• _Activity_
Return all lines in the material below that contain "kind".

• _Records_
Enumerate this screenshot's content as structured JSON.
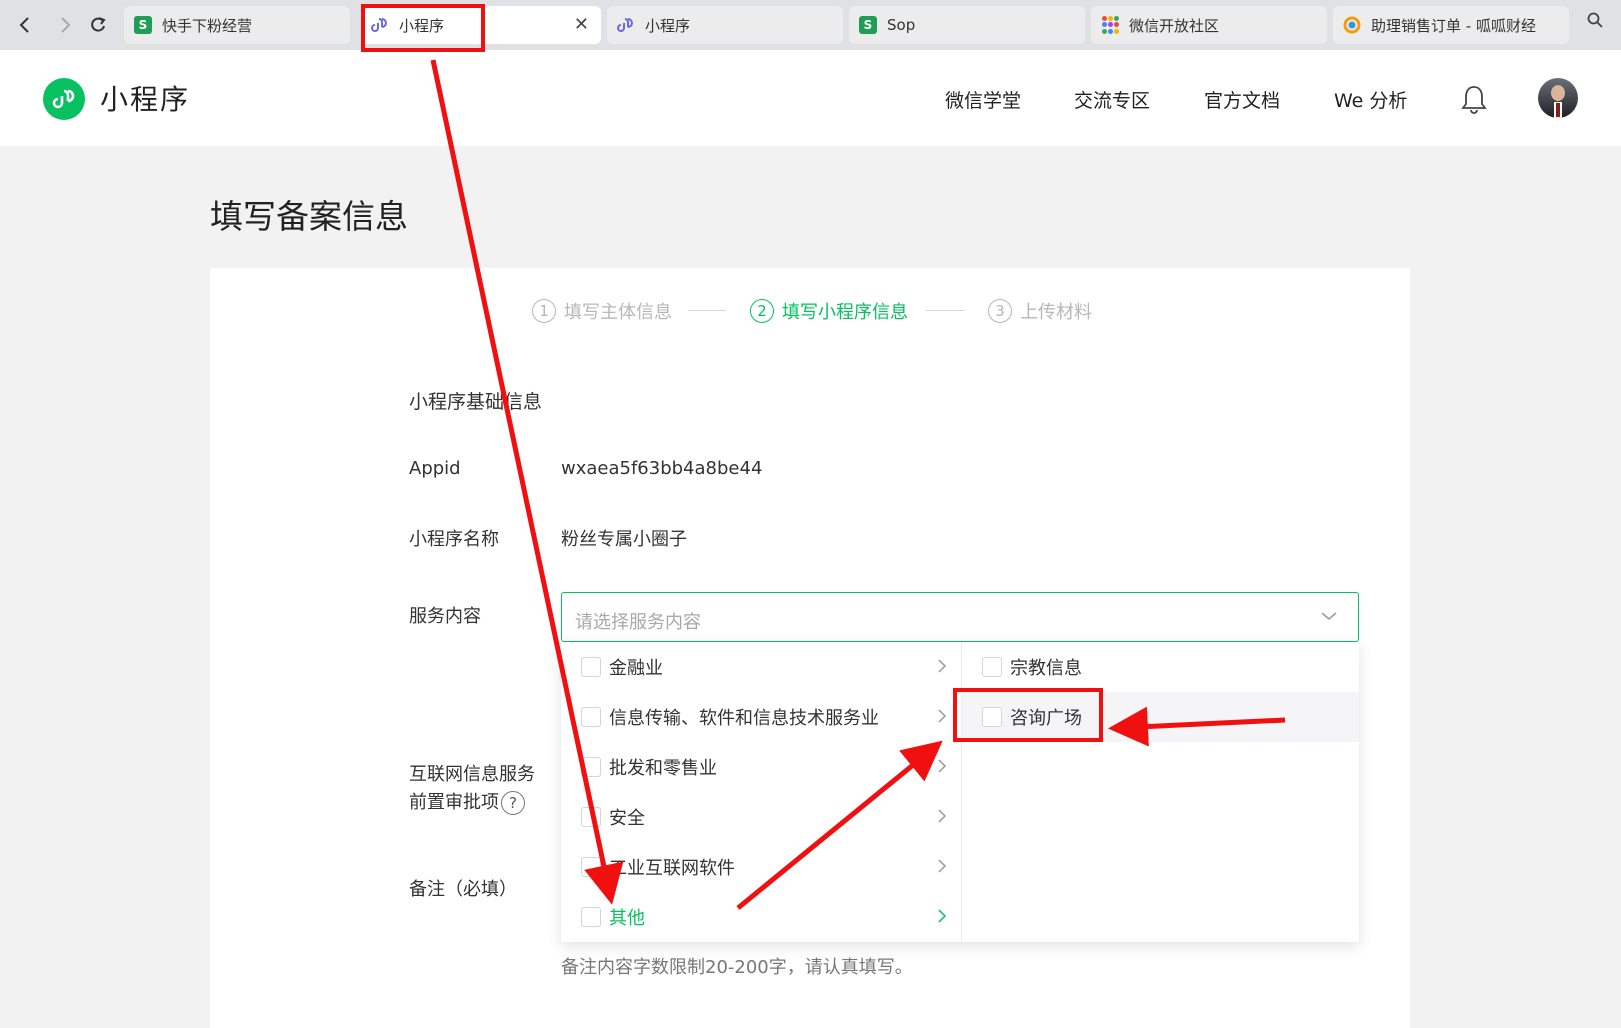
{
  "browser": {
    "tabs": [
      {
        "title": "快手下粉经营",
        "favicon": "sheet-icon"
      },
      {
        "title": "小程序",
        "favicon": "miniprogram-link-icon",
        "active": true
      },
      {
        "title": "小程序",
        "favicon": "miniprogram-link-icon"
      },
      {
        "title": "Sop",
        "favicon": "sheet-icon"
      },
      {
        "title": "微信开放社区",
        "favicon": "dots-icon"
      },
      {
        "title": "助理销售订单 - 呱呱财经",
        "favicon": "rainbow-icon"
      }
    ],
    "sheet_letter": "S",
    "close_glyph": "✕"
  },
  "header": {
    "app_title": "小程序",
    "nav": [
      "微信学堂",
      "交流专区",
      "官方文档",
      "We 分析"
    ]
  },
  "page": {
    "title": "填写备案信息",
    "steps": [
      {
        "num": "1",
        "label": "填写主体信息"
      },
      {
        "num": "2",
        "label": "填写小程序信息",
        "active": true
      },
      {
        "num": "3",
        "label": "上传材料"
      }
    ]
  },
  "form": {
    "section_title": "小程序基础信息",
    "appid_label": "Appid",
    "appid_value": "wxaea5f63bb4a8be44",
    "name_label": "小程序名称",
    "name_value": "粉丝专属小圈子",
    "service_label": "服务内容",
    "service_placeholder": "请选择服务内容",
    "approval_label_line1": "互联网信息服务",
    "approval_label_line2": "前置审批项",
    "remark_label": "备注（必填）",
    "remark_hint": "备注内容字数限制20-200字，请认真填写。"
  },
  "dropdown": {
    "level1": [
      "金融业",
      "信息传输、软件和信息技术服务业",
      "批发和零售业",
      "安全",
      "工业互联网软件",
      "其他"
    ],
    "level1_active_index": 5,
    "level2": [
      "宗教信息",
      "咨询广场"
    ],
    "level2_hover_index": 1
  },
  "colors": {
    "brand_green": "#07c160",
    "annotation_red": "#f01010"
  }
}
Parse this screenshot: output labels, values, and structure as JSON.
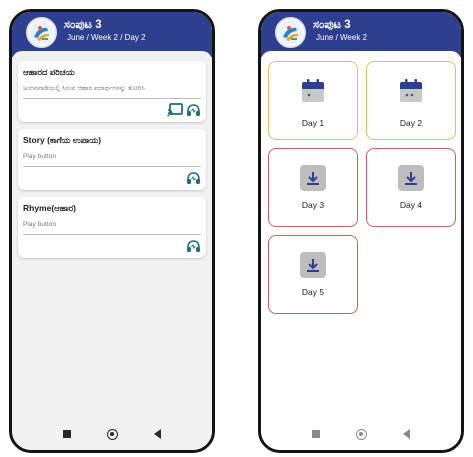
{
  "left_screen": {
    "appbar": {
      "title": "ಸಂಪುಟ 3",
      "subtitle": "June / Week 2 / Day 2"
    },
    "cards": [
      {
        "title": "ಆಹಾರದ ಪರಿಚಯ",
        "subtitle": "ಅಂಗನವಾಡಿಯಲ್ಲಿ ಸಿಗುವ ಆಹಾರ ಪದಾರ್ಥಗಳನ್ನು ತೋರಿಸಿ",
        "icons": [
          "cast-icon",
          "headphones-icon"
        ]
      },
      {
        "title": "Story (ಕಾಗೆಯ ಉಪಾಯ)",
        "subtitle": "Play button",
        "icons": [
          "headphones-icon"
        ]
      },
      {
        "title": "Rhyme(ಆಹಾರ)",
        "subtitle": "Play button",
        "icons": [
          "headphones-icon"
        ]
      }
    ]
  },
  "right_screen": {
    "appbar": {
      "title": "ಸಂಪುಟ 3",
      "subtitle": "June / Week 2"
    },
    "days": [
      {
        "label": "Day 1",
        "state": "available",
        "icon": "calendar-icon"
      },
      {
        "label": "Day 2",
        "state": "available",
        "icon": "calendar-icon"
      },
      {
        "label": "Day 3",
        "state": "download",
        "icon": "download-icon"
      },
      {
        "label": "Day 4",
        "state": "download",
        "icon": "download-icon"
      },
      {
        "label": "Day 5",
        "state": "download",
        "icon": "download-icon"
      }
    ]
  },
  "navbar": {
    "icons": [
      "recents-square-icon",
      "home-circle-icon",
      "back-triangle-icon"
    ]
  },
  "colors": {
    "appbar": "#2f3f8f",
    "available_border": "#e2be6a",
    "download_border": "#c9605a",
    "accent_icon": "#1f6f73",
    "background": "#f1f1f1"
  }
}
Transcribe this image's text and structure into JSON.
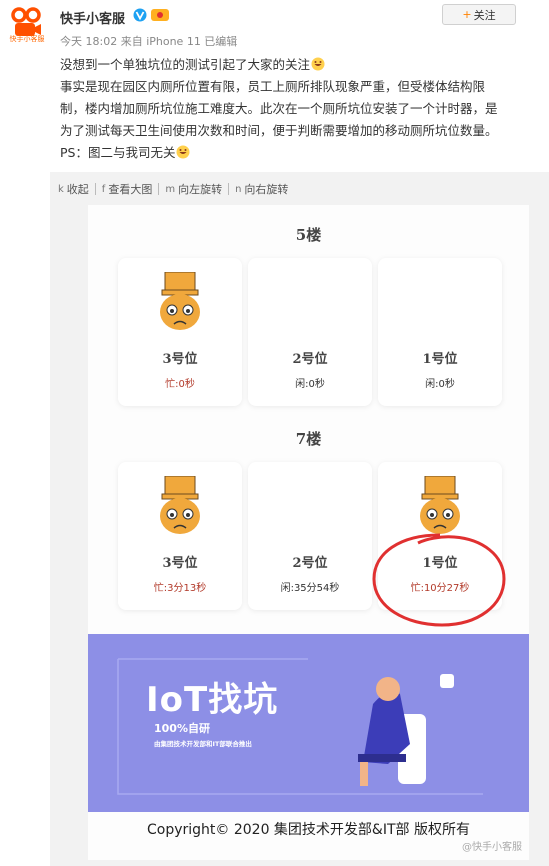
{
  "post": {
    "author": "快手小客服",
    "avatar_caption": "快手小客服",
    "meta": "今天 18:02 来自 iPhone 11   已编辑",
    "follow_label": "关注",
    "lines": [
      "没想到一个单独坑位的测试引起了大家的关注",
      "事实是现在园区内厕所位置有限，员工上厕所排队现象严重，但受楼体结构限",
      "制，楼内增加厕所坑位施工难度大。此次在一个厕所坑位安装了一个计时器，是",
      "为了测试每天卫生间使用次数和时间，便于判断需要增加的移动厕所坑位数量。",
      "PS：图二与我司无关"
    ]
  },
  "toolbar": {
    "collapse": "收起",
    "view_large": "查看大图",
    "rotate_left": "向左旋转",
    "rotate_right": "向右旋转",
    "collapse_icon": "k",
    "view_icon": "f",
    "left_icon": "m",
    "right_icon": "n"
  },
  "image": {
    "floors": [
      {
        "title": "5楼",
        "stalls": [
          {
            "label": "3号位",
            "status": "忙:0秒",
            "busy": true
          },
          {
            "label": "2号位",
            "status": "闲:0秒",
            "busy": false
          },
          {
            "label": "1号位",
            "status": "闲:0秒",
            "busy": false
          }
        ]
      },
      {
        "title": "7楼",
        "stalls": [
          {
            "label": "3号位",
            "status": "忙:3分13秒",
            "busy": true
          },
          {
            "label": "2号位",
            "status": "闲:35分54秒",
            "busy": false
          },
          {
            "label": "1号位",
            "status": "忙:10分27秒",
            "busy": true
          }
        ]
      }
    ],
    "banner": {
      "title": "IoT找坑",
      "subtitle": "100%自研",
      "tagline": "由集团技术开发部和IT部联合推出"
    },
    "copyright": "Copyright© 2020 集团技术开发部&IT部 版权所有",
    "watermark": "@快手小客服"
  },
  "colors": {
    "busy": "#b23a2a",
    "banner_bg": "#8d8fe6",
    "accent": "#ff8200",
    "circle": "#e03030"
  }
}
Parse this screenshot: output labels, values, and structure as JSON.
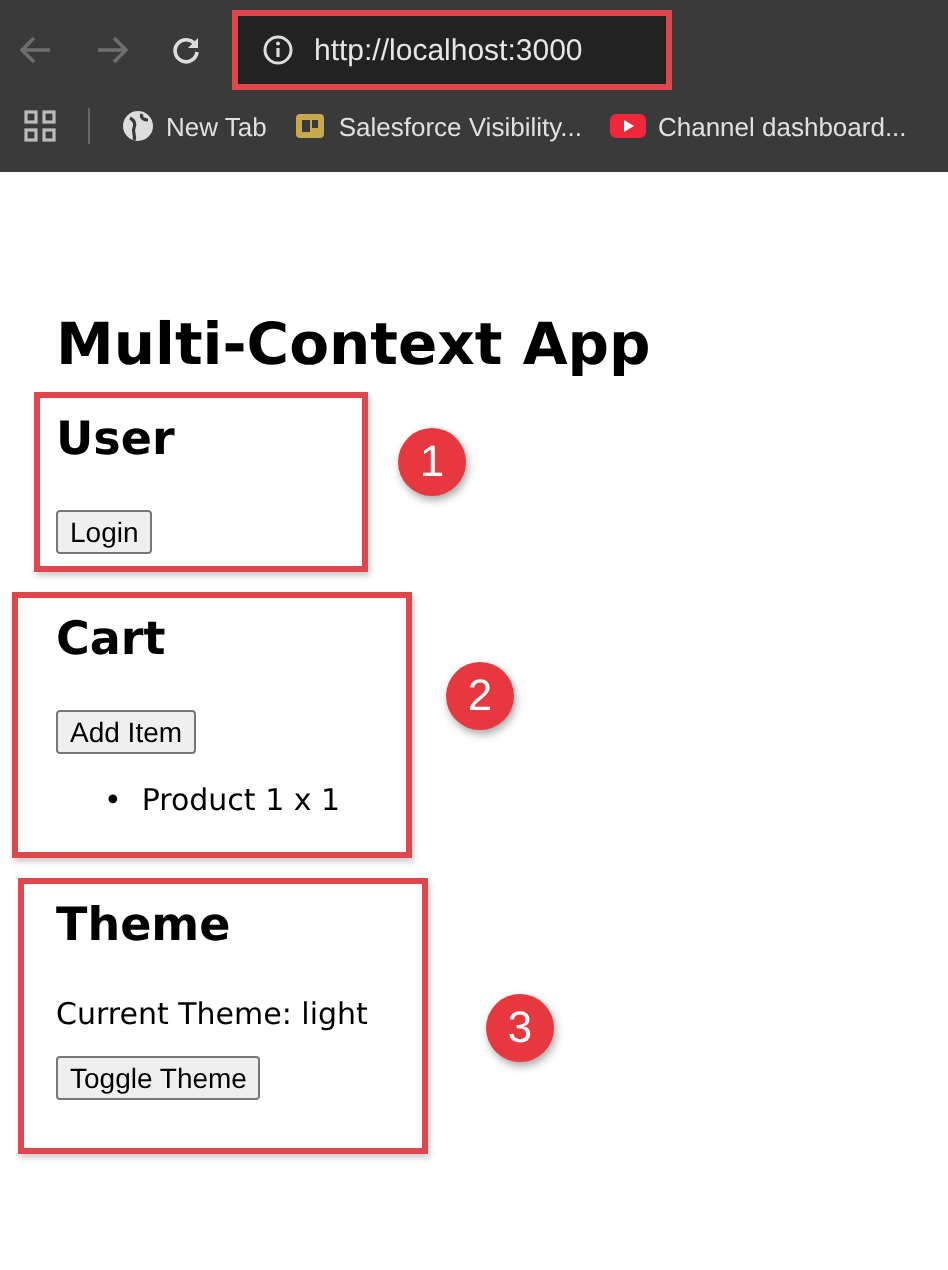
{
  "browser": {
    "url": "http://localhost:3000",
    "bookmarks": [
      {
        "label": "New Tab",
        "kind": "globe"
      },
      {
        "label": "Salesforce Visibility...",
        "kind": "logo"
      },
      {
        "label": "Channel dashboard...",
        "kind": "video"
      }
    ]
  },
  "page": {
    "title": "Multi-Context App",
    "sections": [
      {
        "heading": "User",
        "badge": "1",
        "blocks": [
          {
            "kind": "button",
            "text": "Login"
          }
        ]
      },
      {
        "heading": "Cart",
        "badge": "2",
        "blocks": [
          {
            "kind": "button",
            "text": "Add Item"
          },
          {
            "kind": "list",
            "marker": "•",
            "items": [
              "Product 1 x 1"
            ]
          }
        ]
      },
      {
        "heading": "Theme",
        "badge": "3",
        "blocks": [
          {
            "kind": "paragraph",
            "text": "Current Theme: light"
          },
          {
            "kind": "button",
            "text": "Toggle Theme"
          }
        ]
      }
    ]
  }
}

• _Your solution_
        "kind": "globe"
        "kind": "logo"
        "kind": "video"
            "kind": "button",
            "kind": "button",
            "kind": "list",
            "kind": "paragraph",
            "kind": "button",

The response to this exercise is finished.